══ INFORMATION PROVIDED ══

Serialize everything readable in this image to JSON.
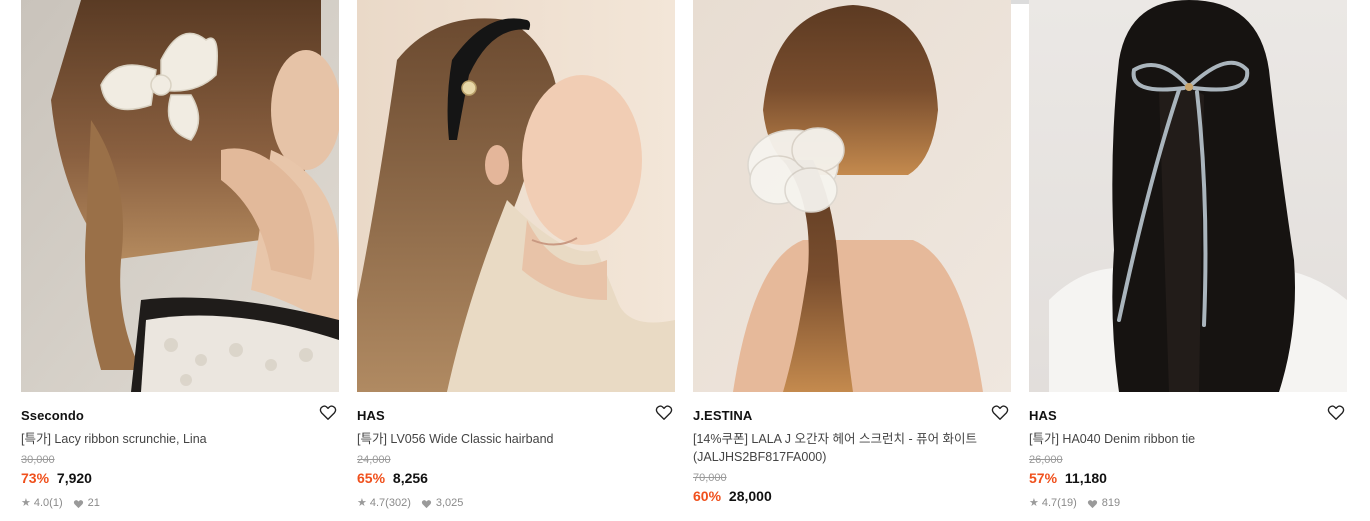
{
  "products": [
    {
      "brand": "Ssecondo",
      "name": "[특가] Lacy ribbon scrunchie, Lina",
      "original_price": "30,000",
      "discount": "73%",
      "price": "7,920",
      "rating": "4.0",
      "reviews": "(1)",
      "likes": "21",
      "image": "woman-with-lace-bow-scrunchie"
    },
    {
      "brand": "HAS",
      "name": "[특가] LV056 Wide Classic hairband",
      "original_price": "24,000",
      "discount": "65%",
      "price": "8,256",
      "rating": "4.7",
      "reviews": "(302)",
      "likes": "3,025",
      "image": "woman-with-black-hairband"
    },
    {
      "brand": "J.ESTINA",
      "name": "[14%쿠폰] LALA J 오간자 헤어 스크런치 - 퓨어 화이트 (JALJHS2BF817FA000)",
      "original_price": "70,000",
      "discount": "60%",
      "price": "28,000",
      "image": "woman-with-white-organza-scrunchie"
    },
    {
      "brand": "HAS",
      "name": "[특가] HA040 Denim ribbon tie",
      "original_price": "26,000",
      "discount": "57%",
      "price": "11,180",
      "rating": "4.7",
      "reviews": "(19)",
      "likes": "819",
      "image": "woman-with-ribbon-tie"
    }
  ],
  "colors": {
    "discount": "#f0501c",
    "brand_text": "#111111",
    "meta_text": "#8a8a8a"
  },
  "icons": {
    "wishlist": "heart-outline-icon",
    "rating": "star-icon",
    "likes": "heart-filled-icon"
  }
}
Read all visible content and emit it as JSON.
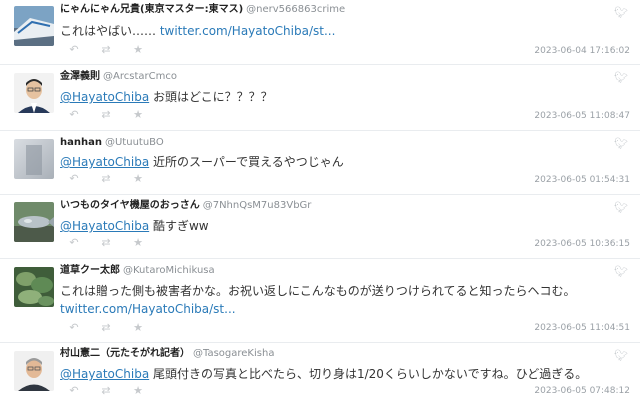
{
  "tweets": [
    {
      "display_name": "にゃんにゃん兄貴(東京マスター:東マス)",
      "handle": "@nerv566863crime",
      "text_before": "これはやばい…… ",
      "link": "twitter.com/HayatoChiba/st...",
      "timestamp": "2023-06-04 17:16:02"
    },
    {
      "display_name": "金澤義則",
      "handle": "@ArcstarCmco",
      "mention": "@HayatoChiba",
      "text": " お頭はどこに？？？？",
      "timestamp": "2023-06-05 11:08:47"
    },
    {
      "display_name": "hanhan",
      "handle": "@UtuutuBO",
      "mention": "@HayatoChiba",
      "text": " 近所のスーパーで買えるやつじゃん",
      "timestamp": "2023-06-05 01:54:31"
    },
    {
      "display_name": "いつものタイヤ機屋のおっさん",
      "handle": "@7NhnQsM7u83VbGr",
      "mention": "@HayatoChiba",
      "text": " 酷すぎww",
      "timestamp": "2023-06-05 10:36:15"
    },
    {
      "display_name": "道草クー太郎",
      "handle": "@KutaroMichikusa",
      "text_line1": "これは贈った側も被害者かな。お祝い返しにこんなものが送りつけられてると知ったらヘコむ。",
      "link": "twitter.com/HayatoChiba/st...",
      "timestamp": "2023-06-05 11:04:51"
    },
    {
      "display_name": "村山憲二（元たそがれ記者）",
      "handle": "@TasogareKisha",
      "mention": "@HayatoChiba",
      "text": " 尾頭付きの写真と比べたら、切り身は1/20くらいしかないですね。ひど過ぎる。",
      "timestamp": "2023-06-05 07:48:12"
    }
  ],
  "icons": {
    "reply": "↶",
    "retweet": "⇄",
    "favorite": "★",
    "bird": "twitter-bird"
  },
  "colors": {
    "link": "#2a7ab8",
    "muted": "#9aa0a6",
    "divider": "#e9ecef"
  }
}
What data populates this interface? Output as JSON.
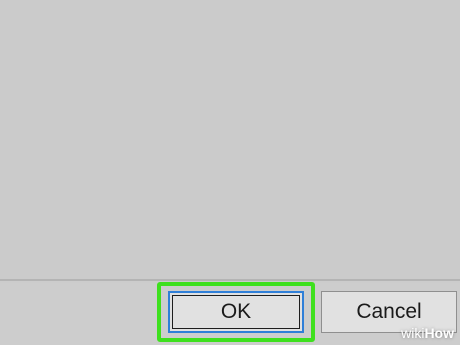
{
  "dialog": {
    "ok_label": "OK",
    "cancel_label": "Cancel"
  },
  "watermark": {
    "wiki": "wiki",
    "how": "How"
  },
  "colors": {
    "highlight": "#3ee01e",
    "focus_border": "#2f7fd8",
    "background": "#cccccc"
  }
}
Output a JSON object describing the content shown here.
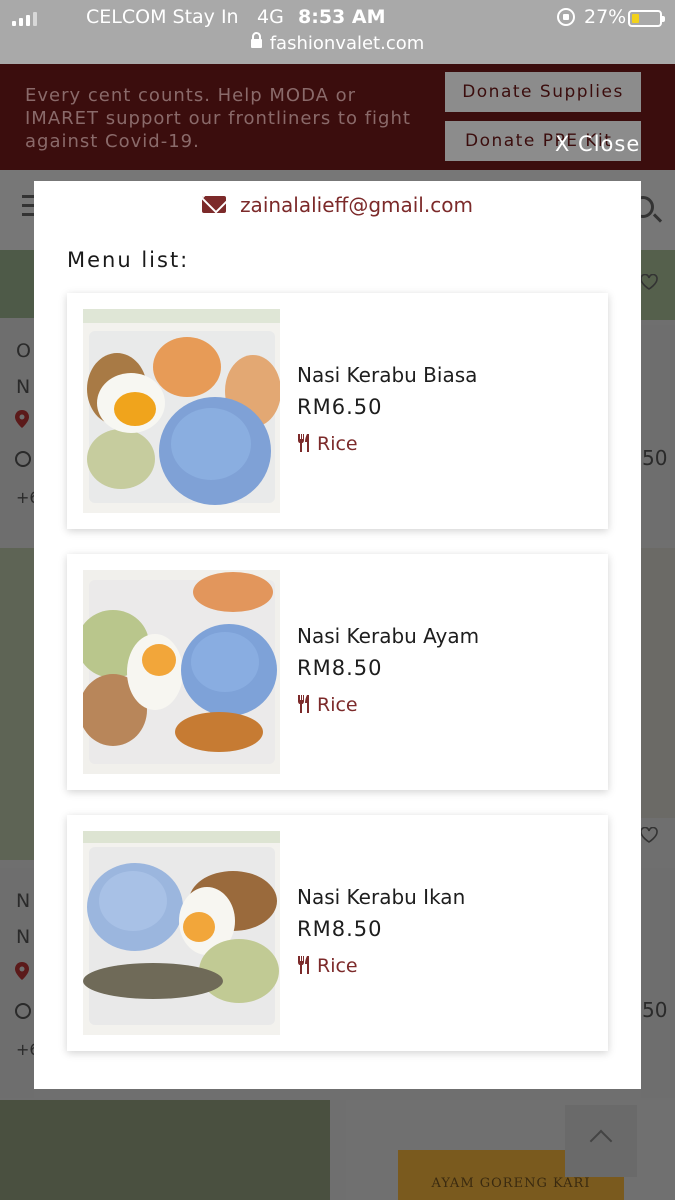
{
  "status_bar": {
    "carrier": "CELCOM Stay In",
    "network": "4G",
    "time": "8:53 AM",
    "battery_percent": "27%",
    "battery_level": 0.27,
    "url": "fashionvalet.com"
  },
  "background_page": {
    "banner_text": "Every cent counts. Help MODA or IMARET support our frontliners to fight against Covid-19.",
    "donate_supplies": "Donate Supplies",
    "donate_ppe": "Donate PPE Kit",
    "card1_lines": [
      "O",
      "N"
    ],
    "card1_phone": "+6",
    "card2_lines": [
      "N",
      "N"
    ],
    "card2_phone": "+6",
    "right_partial": "50",
    "ayam_banner": "AYAM GORENG KARI"
  },
  "modal": {
    "close_label": "X Close",
    "email": "zainalalieff@gmail.com",
    "menu_title": "Menu list:",
    "items": [
      {
        "name": "Nasi Kerabu Biasa",
        "price": "RM6.50",
        "category": "Rice"
      },
      {
        "name": "Nasi Kerabu Ayam",
        "price": "RM8.50",
        "category": "Rice"
      },
      {
        "name": "Nasi Kerabu Ikan",
        "price": "RM8.50",
        "category": "Rice"
      }
    ]
  },
  "colors": {
    "accent": "#7c2a2a",
    "banner": "#3b0d0d",
    "overlay": "#6f6f6f",
    "battery": "#f2d21b"
  },
  "icons": [
    "signal-icon",
    "lock-icon",
    "rotation-lock-icon",
    "battery-icon",
    "envelope-icon",
    "utensils-icon",
    "menu-icon",
    "search-icon",
    "heart-icon",
    "location-icon",
    "whatsapp-icon",
    "chevron-up-icon"
  ]
}
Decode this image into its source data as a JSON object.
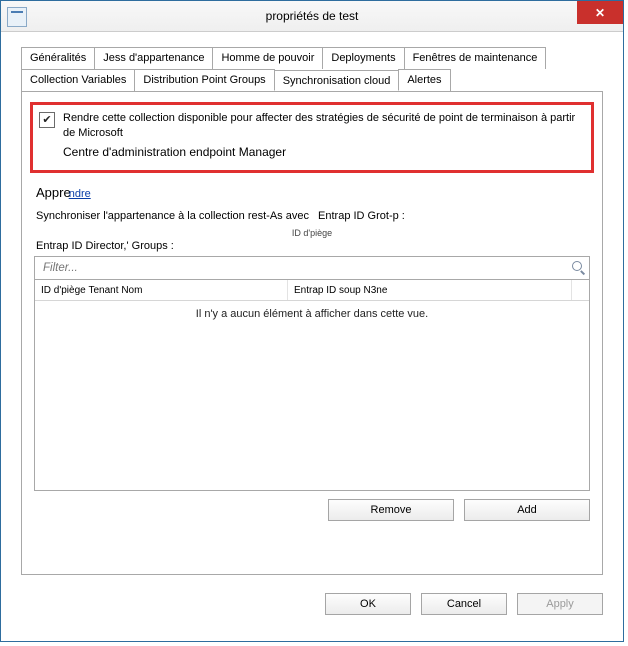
{
  "window": {
    "title": "propriétés de test",
    "close_glyph": "✕"
  },
  "tabs_row1": [
    {
      "label": "Généralités"
    },
    {
      "label": "Jess d'appartenance"
    },
    {
      "label": "Homme de pouvoir",
      "sub": "pouvoir"
    },
    {
      "label": "Deployments"
    },
    {
      "label": "Fenêtres de maintenance"
    }
  ],
  "tabs_row2": [
    {
      "label": "Collection Variables"
    },
    {
      "label": "Distribution Point Groups",
      "sub": "Groups"
    },
    {
      "label": "Synchronisation cloud",
      "sub": "cloud",
      "active": true
    },
    {
      "label": "Alertes"
    }
  ],
  "checkbox": {
    "checked": true,
    "line1": "Rendre cette collection disponible pour affecter des stratégies de sécurité de point de terminaison à partir de Microsoft",
    "line2": "Centre d'administration endpoint Manager"
  },
  "learn": {
    "label": "Appre",
    "link": "ndre"
  },
  "sync_line": {
    "prefix": "Synchroniser l'appartenance à la collection rest-As avec",
    "value": "Entrap ID Grot-p :"
  },
  "small_label": "ID d'piège",
  "groups_label": "Entrap ID Director,' Groups :",
  "filter_placeholder": "Filter...",
  "columns": {
    "c1_a": "ID d'piège",
    "c1_b": "Tenant",
    "c1_c": "Nom",
    "c2": "Entrap ID soup N3ne"
  },
  "empty_message": "Il n'y a aucun élément à afficher dans cette vue.",
  "buttons": {
    "remove": "Remove",
    "add": "Add",
    "ok": "OK",
    "cancel": "Cancel",
    "apply": "Apply"
  },
  "checkmark": "✔"
}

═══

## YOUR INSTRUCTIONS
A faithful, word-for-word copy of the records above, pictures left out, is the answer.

## SOLUTION
Serialize everything readable in this image to JSON.
{
  "products": [
    {
      "brand": "Ssecondo",
      "name": "[특가] Lacy ribbon scrunchie, Lina",
      "original_price": "30,000",
      "discount": "73%",
      "price": "7,920",
      "rating": "4.0",
      "reviews": "(1)",
      "likes": "21",
      "image": "woman-with-lace-bow-scrunchie"
    },
    {
      "brand": "HAS",
      "name": "[특가] LV056 Wide Classic hairband",
      "original_price": "24,000",
      "discount": "65%",
      "price": "8,256",
      "rating": "4.7",
      "reviews": "(302)",
      "likes": "3,025",
      "image": "woman-with-black-hairband"
    },
    {
      "brand": "J.ESTINA",
      "name": "[14%쿠폰] LALA J 오간자 헤어 스크런치 - 퓨어 화이트 (JALJHS2BF817FA000)",
      "original_price": "70,000",
      "discount": "60%",
      "price": "28,000",
      "image": "woman-with-white-organza-scrunchie"
    },
    {
      "brand": "HAS",
      "name": "[특가] HA040 Denim ribbon tie",
      "original_price": "26,000",
      "discount": "57%",
      "price": "11,180",
      "rating": "4.7",
      "reviews": "(19)",
      "likes": "819",
      "image": "woman-with-ribbon-tie"
    }
  ],
  "colors": {
    "discount": "#f0501c",
    "brand_text": "#111111",
    "meta_text": "#8a8a8a"
  },
  "icons": {
    "wishlist": "heart-outline-icon",
    "rating": "star-icon",
    "likes": "heart-filled-icon"
  }
}
Read all visible content and emit it as JSON.
{
  "tweets": [
    {
      "display_name": "にゃんにゃん兄貴(東京マスター:東マス)",
      "handle": "@nerv566863crime",
      "text_before": "これはやばい…… ",
      "link": "twitter.com/HayatoChiba/st...",
      "timestamp": "2023-06-04 17:16:02"
    },
    {
      "display_name": "金澤義則",
      "handle": "@ArcstarCmco",
      "mention": "@HayatoChiba",
      "text": " お頭はどこに？？？？",
      "timestamp": "2023-06-05 11:08:47"
    },
    {
      "display_name": "hanhan",
      "handle": "@UtuutuBO",
      "mention": "@HayatoChiba",
      "text": " 近所のスーパーで買えるやつじゃん",
      "timestamp": "2023-06-05 01:54:31"
    },
    {
      "display_name": "いつものタイヤ機屋のおっさん",
      "handle": "@7NhnQsM7u83VbGr",
      "mention": "@HayatoChiba",
      "text": " 酷すぎww",
      "timestamp": "2023-06-05 10:36:15"
    },
    {
      "display_name": "道草クー太郎",
      "handle": "@KutaroMichikusa",
      "text_line1": "これは贈った側も被害者かな。お祝い返しにこんなものが送りつけられてると知ったらヘコむ。",
      "link": "twitter.com/HayatoChiba/st...",
      "timestamp": "2023-06-05 11:04:51"
    },
    {
      "display_name": "村山憲二（元たそがれ記者）",
      "handle": "@TasogareKisha",
      "mention": "@HayatoChiba",
      "text": " 尾頭付きの写真と比べたら、切り身は1/20くらいしかないですね。ひど過ぎる。",
      "timestamp": "2023-06-05 07:48:12"
    }
  ],
  "icons": {
    "reply": "↶",
    "retweet": "⇄",
    "favorite": "★",
    "bird": "twitter-bird"
  },
  "colors": {
    "link": "#2a7ab8",
    "muted": "#9aa0a6",
    "divider": "#e9ecef"
  }
}
What data populates this interface? Output as JSON.
{
  "dialog": {
    "ok_label": "OK",
    "cancel_label": "Cancel"
  },
  "watermark": {
    "wiki": "wiki",
    "how": "How"
  },
  "colors": {
    "highlight": "#3ee01e",
    "focus_border": "#2f7fd8",
    "background": "#cccccc"
  }
}
Output a JSON object describing the content shown here.
{
  "status_bar": {
    "carrier": "CELCOM Stay In",
    "network": "4G",
    "time": "8:53 AM",
    "battery_percent": "27%",
    "battery_level": 0.27,
    "url": "fashionvalet.com"
  },
  "background_page": {
    "banner_text": "Every cent counts. Help MODA or IMARET support our frontliners to fight against Covid-19.",
    "donate_supplies": "Donate Supplies",
    "donate_ppe": "Donate PPE Kit",
    "card1_lines": [
      "O",
      "N"
    ],
    "card1_phone": "+6",
    "card2_lines": [
      "N",
      "N"
    ],
    "card2_phone": "+6",
    "right_partial": "50",
    "ayam_banner": "AYAM GORENG KARI"
  },
  "modal": {
    "close_label": "X Close",
    "email": "zainalalieff@gmail.com",
    "menu_title": "Menu list:",
    "items": [
      {
        "name": "Nasi Kerabu Biasa",
        "price": "RM6.50",
        "category": "Rice"
      },
      {
        "name": "Nasi Kerabu Ayam",
        "price": "RM8.50",
        "category": "Rice"
      },
      {
        "name": "Nasi Kerabu Ikan",
        "price": "RM8.50",
        "category": "Rice"
      }
    ]
  },
  "colors": {
    "accent": "#7c2a2a",
    "banner": "#3b0d0d",
    "overlay": "#6f6f6f",
    "battery": "#f2d21b"
  },
  "icons": [
    "signal-icon",
    "lock-icon",
    "rotation-lock-icon",
    "battery-icon",
    "envelope-icon",
    "utensils-icon",
    "menu-icon",
    "search-icon",
    "heart-icon",
    "location-icon",
    "whatsapp-icon",
    "chevron-up-icon"
  ]
}
Decode this image into its source data as a JSON object.
{
  "window": {
    "title": "propriétés de test",
    "close_glyph": "✕"
  },
  "tabs_row1": [
    {
      "label": "Généralités"
    },
    {
      "label": "Jess d'appartenance"
    },
    {
      "label": "Homme de pouvoir",
      "sub": "pouvoir"
    },
    {
      "label": "Deployments"
    },
    {
      "label": "Fenêtres de maintenance"
    }
  ],
  "tabs_row2": [
    {
      "label": "Collection Variables"
    },
    {
      "label": "Distribution Point Groups",
      "sub": "Groups"
    },
    {
      "label": "Synchronisation cloud",
      "sub": "cloud",
      "active": true
    },
    {
      "label": "Alertes"
    }
  ],
  "checkbox": {
    "checked": true,
    "line1": "Rendre cette collection disponible pour affecter des stratégies de sécurité de point de terminaison à partir de Microsoft",
    "line2": "Centre d'administration endpoint Manager"
  },
  "learn": {
    "label": "Appre",
    "link": "ndre"
  },
  "sync_line": {
    "prefix": "Synchroniser l'appartenance à la collection rest-As avec",
    "value": "Entrap ID Grot-p :"
  },
  "small_label": "ID d'piège",
  "groups_label": "Entrap ID Director,' Groups :",
  "filter_placeholder": "Filter...",
  "columns": {
    "c1_a": "ID d'piège",
    "c1_b": "Tenant",
    "c1_c": "Nom",
    "c2": "Entrap ID soup N3ne"
  },
  "empty_message": "Il n'y a aucun élément à afficher dans cette vue.",
  "buttons": {
    "remove": "Remove",
    "add": "Add",
    "ok": "OK",
    "cancel": "Cancel",
    "apply": "Apply"
  },
  "checkmark": "✔"
}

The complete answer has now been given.